Work to be completed:
From the records that follow, copy every line in which "icon" appears.

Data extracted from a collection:

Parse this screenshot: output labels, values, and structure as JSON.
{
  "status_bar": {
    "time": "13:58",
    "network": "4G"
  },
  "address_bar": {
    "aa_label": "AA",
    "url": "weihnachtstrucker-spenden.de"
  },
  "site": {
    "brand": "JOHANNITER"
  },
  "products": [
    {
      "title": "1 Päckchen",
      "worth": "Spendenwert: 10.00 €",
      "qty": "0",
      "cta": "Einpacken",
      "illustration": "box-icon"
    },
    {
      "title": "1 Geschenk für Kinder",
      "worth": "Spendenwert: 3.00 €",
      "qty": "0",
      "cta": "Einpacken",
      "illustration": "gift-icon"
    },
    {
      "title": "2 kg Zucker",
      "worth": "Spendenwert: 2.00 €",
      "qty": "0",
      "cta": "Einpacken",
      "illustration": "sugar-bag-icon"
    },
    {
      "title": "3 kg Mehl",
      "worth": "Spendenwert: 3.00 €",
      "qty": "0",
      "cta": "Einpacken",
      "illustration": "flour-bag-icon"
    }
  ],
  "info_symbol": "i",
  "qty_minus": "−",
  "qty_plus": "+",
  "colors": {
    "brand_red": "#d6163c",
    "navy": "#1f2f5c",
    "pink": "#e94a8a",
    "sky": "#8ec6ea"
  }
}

Solution for this exercise:
      "illustration": "box-icon"
      "illustration": "gift-icon"
      "illustration": "sugar-bag-icon"
      "illustration": "flour-bag-icon"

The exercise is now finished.